What you are asked to do
Write out, word for word, the line that contains "Decode this image" and each line after it down to the last line of the data below. Include nothing more.

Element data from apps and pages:
#####

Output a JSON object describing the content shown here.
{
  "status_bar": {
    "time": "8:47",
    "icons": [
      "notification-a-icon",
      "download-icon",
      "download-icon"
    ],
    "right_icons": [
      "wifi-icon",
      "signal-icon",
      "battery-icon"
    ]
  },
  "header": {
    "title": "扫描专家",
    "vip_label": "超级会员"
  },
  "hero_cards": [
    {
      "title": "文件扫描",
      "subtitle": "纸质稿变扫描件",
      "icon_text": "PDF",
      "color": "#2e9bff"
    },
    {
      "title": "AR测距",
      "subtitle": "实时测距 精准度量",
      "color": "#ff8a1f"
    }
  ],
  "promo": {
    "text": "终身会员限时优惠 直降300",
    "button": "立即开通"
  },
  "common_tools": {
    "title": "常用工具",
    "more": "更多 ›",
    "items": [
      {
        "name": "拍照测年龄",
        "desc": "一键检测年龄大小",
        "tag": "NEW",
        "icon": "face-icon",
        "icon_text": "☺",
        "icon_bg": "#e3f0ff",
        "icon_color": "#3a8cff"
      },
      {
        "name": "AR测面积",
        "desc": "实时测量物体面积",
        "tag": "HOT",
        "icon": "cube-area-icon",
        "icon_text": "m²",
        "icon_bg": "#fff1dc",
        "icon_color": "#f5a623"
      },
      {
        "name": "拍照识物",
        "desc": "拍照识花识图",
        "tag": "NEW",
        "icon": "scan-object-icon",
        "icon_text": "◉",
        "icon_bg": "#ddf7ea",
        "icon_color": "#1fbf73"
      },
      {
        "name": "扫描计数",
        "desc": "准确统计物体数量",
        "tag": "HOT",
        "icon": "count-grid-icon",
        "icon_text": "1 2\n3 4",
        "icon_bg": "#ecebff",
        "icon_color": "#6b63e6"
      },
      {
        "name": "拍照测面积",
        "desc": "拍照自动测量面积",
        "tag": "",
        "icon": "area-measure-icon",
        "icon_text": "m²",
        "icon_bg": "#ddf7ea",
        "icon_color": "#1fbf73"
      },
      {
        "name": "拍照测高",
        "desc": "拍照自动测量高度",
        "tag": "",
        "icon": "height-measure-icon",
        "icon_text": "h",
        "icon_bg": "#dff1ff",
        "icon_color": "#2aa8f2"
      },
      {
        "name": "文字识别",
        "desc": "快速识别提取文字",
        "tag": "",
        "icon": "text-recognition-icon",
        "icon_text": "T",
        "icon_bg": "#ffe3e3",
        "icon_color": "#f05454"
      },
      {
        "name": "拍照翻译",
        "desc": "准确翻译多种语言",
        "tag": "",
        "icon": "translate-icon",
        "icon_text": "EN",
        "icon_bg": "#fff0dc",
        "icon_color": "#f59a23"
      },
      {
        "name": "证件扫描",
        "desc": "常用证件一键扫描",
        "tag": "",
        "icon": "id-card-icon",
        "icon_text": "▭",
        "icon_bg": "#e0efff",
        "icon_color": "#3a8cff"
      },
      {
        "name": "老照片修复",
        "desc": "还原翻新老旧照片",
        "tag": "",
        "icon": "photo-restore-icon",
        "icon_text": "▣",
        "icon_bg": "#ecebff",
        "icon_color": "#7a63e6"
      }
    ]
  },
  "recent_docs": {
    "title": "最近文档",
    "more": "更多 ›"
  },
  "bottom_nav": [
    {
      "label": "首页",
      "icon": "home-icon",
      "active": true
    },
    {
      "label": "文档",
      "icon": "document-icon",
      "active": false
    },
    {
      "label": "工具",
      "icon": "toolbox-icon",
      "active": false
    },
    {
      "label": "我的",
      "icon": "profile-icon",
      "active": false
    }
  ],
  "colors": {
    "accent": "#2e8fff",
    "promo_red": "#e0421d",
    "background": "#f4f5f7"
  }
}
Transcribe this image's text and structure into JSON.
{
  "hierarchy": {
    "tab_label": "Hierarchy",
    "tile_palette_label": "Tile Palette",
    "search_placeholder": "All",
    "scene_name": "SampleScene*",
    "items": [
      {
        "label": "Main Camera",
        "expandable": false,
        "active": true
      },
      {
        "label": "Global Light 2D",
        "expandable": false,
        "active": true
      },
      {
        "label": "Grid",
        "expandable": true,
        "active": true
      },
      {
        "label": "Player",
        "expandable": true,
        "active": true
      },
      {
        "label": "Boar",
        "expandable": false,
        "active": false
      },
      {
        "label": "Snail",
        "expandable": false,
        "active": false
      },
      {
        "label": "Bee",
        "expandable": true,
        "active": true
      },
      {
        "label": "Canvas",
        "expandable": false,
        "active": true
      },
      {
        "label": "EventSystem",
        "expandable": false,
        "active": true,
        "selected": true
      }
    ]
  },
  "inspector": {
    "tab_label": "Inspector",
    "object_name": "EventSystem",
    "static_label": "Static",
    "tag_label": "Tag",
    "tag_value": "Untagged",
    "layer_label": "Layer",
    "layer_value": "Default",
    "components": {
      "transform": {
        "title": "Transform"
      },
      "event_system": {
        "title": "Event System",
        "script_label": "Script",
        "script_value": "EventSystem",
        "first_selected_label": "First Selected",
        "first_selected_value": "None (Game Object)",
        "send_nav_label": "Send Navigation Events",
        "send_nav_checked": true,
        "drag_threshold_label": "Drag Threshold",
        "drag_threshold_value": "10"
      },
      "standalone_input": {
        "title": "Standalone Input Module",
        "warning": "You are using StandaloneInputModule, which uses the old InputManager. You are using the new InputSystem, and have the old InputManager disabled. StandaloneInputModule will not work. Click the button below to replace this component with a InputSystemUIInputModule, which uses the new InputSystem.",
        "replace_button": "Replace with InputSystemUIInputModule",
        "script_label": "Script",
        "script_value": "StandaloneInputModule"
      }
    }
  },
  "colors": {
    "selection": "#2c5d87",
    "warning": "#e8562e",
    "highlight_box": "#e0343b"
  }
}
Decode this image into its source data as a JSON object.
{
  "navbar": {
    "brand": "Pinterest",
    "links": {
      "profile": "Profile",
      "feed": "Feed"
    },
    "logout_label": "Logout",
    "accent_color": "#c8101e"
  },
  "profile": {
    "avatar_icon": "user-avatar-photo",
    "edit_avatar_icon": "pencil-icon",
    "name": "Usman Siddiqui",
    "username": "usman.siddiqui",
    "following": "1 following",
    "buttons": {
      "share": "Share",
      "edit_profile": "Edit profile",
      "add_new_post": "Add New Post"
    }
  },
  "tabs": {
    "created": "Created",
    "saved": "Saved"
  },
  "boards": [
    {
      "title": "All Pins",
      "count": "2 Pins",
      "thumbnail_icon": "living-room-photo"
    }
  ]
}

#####

Answer to this task
Decode this image into its source data as a JSON object.
{
  "navbar": {
    "brand": "Pinterest",
    "links": {
      "profile": "Profile",
      "feed": "Feed"
    },
    "logout_label": "Logout",
    "accent_color": "#c8101e"
  },
  "profile": {
    "avatar_icon": "user-avatar-photo",
    "edit_avatar_icon": "pencil-icon",
    "name": "Usman Siddiqui",
    "username": "usman.siddiqui",
    "following": "1 following",
    "buttons": {
      "share": "Share",
      "edit_profile": "Edit profile",
      "add_new_post": "Add New Post"
    }
  },
  "tabs": {
    "created": "Created",
    "saved": "Saved"
  },
  "boards": [
    {
      "title": "All Pins",
      "count": "2 Pins",
      "thumbnail_icon": "living-room-photo"
    }
  ]
}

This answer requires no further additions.